Getting tired of the same old lesson plans from year to year? Maybe you have students that take your broadcast class more than once.
Repeating the same class with the same activities can get dull and cause a lack of interest quickly. Let’s face it: Students get bored easily. They need interactive, fun activities to keep them motivated to stay on task and continue learning in a positive environment, encouraging you to diversify your curriculum content and keep them (and yourself!) entertained.
This month, SVN came across an invaluable web resource for a couple of new projects that can be easily integrated into your pre-existing lesson plans. Created by the Radio and Television News Directors Foundation (RTDNF), the website revolves around Good Night, and Good Luck, a film directed by George Clooney starring Jeff Daniels, David Strathairn, and Alex Borstien. You may be thinking: Right. Showing a movie in class? I can’t get away with that or waste time in my already crunched class schedule. But by incorporating the movie with the many resource available, the students will be pleased with a movie day while learning something as well!
Did I mention: It’s FREE! RTDNF offers six lesson plans outlining activities that offer a range of perspectives from broadcast industry to ethical dilemmas often faced in journalism. An extensive list of websites gives students an opportunity to explore background information on Senator Joseph McCarthy and Communism. Study guides include questions to help students follow along and grasp underlying pearls of wisdom and foreshadowing, whether you utilize them before, during, or after the movie. You can even follow up with a short test including a matching section, short answer, and essay questions accompanied by a teacher’s guide.
How could you say no? Do your students a favor and spice up your curriculum!
Example Lesson Plan objectives:
1. Research equipment used in television studios during the mid-1950s.
2. Find out about the challenges Murrow’s “Person to Person” program created in an era before satellite transmission.
3. Interview local television station personnel who have been involved in electronic media production for a number of years. What changes have they seen? (Some may have been employed in television since the 1950s, though not many.) Others to interview might be local college/universities professors in the field.
4. Prepare a report, including visuals, to show how the field has changed.
Example Study Guide Questions:
-What do you think it was like to work in the news department of CBS in the 1950s?
What are some of the scenes that show this?
-What is CBS boss William Paley’s first reason Murrow and Friendly shouldn’t air the Milo Radulovich story?
- What is the effect of using the actual film footage of McCarthy, Radulovich, Annie Lee Moss and others?
-Why do you think cigarettes and smoke seem to play such a major part in the movie?
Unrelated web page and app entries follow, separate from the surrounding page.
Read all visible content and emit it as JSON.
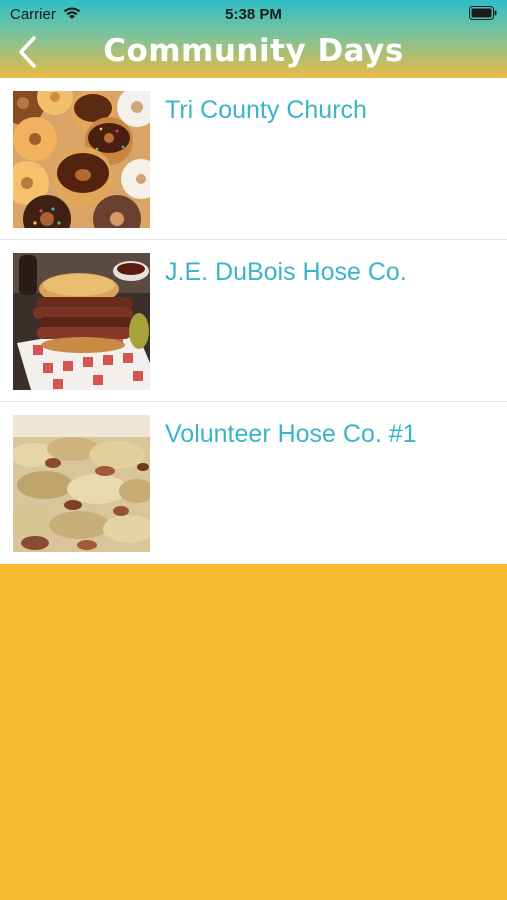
{
  "status_bar": {
    "carrier": "Carrier",
    "time": "5:38 PM",
    "wifi_icon": "wifi-icon",
    "battery_icon": "battery-icon"
  },
  "nav": {
    "title": "Community Days",
    "back_icon": "chevron-left-icon"
  },
  "colors": {
    "header_gradient": [
      "#2fbec6",
      "#e9ba45"
    ],
    "item_title": "#3ab4c8",
    "background": "#f8bb2f"
  },
  "items": [
    {
      "title": "Tri County Church",
      "image": "donuts-photo"
    },
    {
      "title": "J.E. DuBois Hose Co.",
      "image": "brisket-sandwich-photo"
    },
    {
      "title": "Volunteer Hose Co. #1",
      "image": "potatoes-photo"
    }
  ]
}
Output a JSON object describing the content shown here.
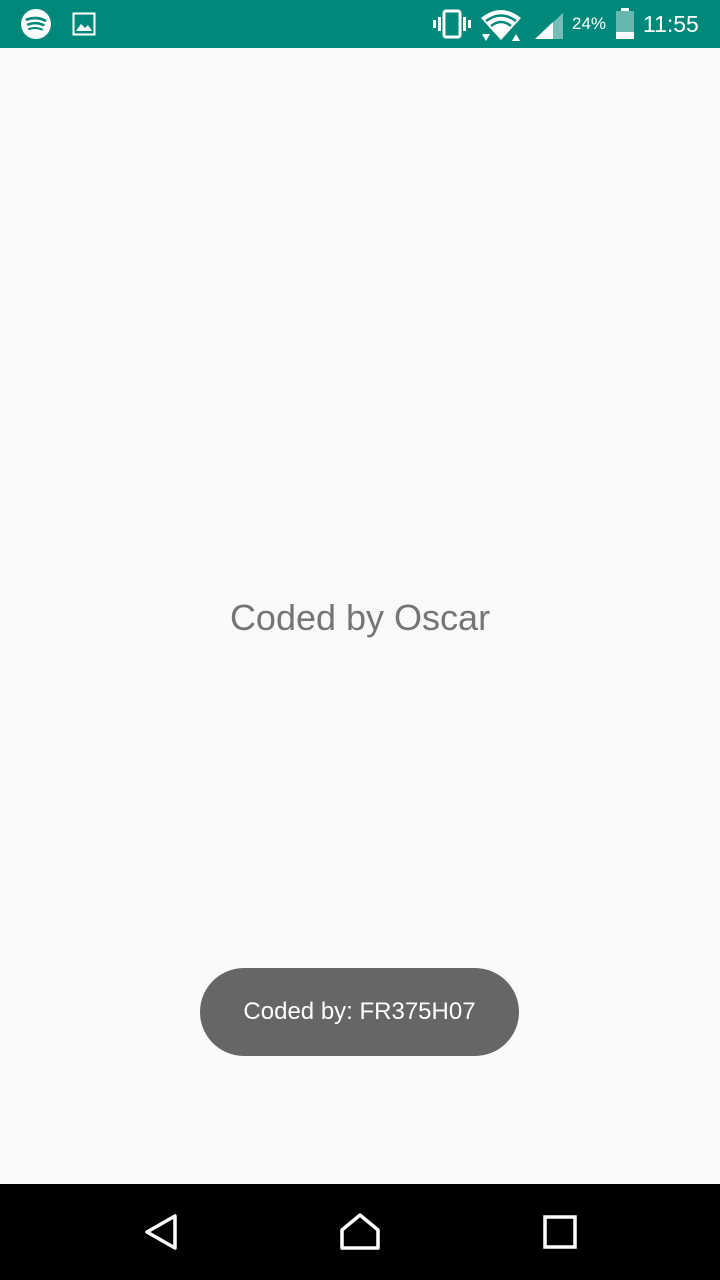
{
  "status_bar": {
    "background": "#00897b",
    "notification_icons": [
      "spotify-icon",
      "image-icon"
    ],
    "system_icons": [
      "vibrate-icon",
      "wifi-icon",
      "signal-icon",
      "battery-icon"
    ],
    "battery_percent": "24%",
    "time": "11:55"
  },
  "main": {
    "title": "Coded by Oscar",
    "title_color": "#757575"
  },
  "toast": {
    "text": "Coded by: FR375H07",
    "background": "#666666"
  },
  "nav_bar": {
    "buttons": [
      "back-icon",
      "home-icon",
      "recents-icon"
    ]
  }
}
Why do you think the movie is in black and white?
Have you found similar resources that keep your students engaged and help them connect broadcast to a “bigger picture?” Send web links, video links, and suggestions to Amanda, Associate Editor of SVN ([email protected]), and maybe your idea will be published in upcoming months of SVN—of course with credit to you!
Associate Editor, Amanda Lynn Porter has been involved in many aspects of video/film production. Starting a video production class at her middle school in eighth grade, Amanda has always enjoyed every aspect of videography. After producing many in-school productions, including a daily newscast, Amanda branched out and began directing and producing commercials and short films for law firms, intermediate school districts, and various associations throughout Michigan.
Most recently, Amanda worked for Michael Moore on his latest documentary: Capitalism: A Love Story.